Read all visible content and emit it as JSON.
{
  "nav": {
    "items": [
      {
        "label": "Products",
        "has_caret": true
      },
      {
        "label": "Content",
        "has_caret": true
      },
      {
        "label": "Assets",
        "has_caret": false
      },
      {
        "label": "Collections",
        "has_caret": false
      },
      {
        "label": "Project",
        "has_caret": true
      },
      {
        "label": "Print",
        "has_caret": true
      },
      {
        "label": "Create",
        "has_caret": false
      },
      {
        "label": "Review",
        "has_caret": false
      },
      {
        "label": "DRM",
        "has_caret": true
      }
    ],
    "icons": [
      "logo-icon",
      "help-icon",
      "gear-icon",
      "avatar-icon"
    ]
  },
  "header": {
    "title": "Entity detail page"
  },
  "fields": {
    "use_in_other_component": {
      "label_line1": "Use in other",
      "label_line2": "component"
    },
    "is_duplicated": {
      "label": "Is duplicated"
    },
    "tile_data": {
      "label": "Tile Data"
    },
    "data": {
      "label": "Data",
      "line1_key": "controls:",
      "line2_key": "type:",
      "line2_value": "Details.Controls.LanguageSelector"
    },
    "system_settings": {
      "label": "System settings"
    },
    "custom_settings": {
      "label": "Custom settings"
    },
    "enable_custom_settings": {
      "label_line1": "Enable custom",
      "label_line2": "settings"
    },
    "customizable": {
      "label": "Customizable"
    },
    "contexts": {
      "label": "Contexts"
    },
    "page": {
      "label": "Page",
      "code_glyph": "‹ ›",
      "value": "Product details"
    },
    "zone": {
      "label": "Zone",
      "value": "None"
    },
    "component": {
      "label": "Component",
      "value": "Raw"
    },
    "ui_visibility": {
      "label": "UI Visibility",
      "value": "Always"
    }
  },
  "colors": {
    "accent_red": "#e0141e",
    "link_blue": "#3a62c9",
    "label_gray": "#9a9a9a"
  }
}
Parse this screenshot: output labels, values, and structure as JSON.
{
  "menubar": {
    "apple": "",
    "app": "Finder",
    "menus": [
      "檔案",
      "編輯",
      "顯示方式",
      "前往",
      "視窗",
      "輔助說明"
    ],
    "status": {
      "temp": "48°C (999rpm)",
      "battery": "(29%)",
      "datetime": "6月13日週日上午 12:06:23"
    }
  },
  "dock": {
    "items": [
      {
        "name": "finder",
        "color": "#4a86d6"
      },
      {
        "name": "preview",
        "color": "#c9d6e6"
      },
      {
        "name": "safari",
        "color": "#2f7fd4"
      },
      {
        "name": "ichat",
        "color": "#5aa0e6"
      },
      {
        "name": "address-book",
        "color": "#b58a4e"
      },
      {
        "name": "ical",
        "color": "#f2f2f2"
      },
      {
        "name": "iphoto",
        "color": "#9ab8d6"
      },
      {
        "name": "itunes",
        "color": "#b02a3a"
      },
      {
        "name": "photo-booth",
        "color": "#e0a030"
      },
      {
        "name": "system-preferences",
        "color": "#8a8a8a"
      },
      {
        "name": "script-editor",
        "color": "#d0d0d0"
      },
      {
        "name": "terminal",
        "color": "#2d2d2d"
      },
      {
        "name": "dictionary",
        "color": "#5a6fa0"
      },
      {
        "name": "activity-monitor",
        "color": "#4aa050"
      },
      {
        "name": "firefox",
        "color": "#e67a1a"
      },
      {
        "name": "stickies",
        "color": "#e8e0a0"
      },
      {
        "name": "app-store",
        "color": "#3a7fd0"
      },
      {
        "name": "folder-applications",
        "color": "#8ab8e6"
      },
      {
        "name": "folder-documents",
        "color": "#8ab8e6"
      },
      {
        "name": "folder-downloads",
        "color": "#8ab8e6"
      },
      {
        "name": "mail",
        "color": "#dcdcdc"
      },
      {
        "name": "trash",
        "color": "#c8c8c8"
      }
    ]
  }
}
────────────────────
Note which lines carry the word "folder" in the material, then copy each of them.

        "name": "folder-applications",
        "name": "folder-documents",
        "name": "folder-downloads",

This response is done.